======== Extracted records ========

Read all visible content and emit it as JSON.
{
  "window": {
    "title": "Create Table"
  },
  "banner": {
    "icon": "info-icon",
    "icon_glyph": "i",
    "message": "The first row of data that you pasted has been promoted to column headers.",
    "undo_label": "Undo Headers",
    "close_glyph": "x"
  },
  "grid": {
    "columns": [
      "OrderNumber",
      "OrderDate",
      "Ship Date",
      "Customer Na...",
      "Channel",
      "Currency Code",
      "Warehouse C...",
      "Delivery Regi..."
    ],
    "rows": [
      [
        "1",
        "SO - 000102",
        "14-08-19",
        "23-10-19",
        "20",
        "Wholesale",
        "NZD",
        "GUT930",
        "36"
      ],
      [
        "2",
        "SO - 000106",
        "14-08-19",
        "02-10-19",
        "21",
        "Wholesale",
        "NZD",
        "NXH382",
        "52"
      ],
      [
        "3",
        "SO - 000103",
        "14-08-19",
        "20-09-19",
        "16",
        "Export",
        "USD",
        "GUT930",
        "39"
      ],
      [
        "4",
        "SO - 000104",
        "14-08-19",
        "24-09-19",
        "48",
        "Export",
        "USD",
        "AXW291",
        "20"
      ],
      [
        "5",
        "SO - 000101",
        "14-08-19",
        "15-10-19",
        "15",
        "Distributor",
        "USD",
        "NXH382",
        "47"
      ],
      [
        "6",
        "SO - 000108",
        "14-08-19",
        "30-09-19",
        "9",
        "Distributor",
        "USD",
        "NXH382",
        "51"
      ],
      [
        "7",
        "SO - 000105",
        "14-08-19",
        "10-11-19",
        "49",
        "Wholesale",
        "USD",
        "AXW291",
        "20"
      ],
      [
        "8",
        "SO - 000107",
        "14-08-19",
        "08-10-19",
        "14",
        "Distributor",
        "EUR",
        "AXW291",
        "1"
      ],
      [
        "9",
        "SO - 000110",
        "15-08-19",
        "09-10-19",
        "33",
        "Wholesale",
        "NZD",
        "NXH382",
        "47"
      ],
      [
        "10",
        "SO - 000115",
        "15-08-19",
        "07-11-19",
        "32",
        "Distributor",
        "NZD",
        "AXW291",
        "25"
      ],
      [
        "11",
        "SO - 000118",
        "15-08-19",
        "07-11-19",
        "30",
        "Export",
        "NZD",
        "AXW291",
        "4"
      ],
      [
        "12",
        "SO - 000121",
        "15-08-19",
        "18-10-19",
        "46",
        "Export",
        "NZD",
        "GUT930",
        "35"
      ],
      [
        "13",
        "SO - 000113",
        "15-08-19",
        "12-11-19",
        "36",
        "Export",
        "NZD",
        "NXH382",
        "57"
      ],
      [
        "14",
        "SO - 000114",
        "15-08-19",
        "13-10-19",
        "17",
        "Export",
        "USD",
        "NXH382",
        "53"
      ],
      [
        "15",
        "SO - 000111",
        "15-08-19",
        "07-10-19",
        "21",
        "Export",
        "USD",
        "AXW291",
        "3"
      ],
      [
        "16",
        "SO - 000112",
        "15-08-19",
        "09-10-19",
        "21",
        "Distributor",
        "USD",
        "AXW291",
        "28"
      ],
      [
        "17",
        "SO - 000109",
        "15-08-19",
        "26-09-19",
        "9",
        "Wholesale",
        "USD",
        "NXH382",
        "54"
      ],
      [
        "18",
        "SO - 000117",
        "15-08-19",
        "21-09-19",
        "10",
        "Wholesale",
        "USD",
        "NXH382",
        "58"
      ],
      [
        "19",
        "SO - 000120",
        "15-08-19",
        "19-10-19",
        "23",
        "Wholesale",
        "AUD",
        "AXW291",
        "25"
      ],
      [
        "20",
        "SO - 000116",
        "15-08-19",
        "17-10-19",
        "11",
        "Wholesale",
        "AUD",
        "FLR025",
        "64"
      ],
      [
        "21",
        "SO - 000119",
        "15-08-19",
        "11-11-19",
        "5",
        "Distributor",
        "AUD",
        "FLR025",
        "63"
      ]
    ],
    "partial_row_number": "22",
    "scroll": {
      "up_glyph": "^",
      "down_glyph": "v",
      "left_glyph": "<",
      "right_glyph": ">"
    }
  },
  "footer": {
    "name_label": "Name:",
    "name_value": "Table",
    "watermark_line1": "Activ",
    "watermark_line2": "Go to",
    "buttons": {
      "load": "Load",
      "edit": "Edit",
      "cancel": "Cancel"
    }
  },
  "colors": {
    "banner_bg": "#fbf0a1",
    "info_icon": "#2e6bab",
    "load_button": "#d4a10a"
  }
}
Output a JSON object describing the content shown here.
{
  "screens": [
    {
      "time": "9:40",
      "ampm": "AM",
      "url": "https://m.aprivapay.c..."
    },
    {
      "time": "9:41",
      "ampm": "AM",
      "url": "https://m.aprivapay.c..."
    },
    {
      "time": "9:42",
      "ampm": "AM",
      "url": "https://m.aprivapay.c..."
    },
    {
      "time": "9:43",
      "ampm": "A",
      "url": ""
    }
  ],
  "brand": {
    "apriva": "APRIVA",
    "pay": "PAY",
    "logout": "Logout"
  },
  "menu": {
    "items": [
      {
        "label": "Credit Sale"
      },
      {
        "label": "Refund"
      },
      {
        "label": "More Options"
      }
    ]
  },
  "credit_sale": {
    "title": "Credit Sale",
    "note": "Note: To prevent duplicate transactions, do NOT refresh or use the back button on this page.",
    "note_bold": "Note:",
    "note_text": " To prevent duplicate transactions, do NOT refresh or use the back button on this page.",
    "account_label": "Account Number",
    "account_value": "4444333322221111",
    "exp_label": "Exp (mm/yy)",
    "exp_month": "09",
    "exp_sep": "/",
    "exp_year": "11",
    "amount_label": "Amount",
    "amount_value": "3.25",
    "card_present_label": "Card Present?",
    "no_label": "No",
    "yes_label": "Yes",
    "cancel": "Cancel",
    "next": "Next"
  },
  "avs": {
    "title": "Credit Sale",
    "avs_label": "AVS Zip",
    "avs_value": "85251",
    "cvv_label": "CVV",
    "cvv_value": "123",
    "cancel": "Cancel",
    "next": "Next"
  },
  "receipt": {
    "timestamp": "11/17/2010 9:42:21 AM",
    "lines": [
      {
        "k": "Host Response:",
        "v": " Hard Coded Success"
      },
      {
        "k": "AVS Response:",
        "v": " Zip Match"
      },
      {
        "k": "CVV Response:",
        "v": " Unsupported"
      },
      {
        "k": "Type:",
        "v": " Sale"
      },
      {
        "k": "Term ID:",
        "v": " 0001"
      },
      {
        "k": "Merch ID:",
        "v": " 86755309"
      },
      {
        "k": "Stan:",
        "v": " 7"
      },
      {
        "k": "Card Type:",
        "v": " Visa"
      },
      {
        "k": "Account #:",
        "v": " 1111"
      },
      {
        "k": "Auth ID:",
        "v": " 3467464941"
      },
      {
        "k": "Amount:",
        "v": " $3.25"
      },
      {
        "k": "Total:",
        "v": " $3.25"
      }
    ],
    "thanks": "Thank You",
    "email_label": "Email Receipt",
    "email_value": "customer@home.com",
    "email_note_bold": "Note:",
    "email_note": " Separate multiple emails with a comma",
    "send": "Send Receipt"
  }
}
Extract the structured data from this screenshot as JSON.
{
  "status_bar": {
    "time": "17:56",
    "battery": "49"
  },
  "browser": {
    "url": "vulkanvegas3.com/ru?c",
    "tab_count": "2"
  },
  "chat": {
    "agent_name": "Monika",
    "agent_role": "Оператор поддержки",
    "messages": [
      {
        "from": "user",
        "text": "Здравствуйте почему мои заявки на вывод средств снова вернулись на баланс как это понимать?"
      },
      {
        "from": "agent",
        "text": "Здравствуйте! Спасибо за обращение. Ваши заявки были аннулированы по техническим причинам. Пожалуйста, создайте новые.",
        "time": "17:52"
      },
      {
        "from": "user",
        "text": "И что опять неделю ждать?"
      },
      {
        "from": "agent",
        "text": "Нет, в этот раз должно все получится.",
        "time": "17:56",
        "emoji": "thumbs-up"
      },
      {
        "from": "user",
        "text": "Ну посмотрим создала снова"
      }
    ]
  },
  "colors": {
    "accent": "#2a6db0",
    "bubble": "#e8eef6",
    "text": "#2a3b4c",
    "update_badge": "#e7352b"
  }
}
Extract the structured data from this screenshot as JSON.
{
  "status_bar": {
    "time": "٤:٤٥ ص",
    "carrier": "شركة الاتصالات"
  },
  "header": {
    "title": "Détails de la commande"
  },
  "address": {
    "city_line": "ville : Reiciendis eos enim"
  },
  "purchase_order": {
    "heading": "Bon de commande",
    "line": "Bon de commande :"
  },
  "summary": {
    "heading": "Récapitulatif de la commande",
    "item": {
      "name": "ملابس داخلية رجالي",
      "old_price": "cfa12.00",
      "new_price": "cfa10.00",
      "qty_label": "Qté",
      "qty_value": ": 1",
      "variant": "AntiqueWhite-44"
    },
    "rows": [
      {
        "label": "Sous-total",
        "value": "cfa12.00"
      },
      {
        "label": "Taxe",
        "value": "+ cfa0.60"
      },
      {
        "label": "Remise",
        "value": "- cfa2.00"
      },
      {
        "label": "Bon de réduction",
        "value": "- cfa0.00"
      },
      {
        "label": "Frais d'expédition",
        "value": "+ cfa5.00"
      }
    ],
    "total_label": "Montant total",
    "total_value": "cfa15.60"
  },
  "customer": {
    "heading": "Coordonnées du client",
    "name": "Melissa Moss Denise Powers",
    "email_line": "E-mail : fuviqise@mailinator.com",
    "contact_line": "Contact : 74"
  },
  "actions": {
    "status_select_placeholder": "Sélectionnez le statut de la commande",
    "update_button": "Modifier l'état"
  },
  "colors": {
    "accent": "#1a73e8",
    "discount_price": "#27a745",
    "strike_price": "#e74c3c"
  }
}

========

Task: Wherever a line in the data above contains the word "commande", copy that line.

Task output:
    "title": "Détails de la commande"
    "heading": "Bon de commande",
    "line": "Bon de commande :"
    "heading": "Récapitulatif de la commande",
    "status_select_placeholder": "Sélectionnez le statut de la commande",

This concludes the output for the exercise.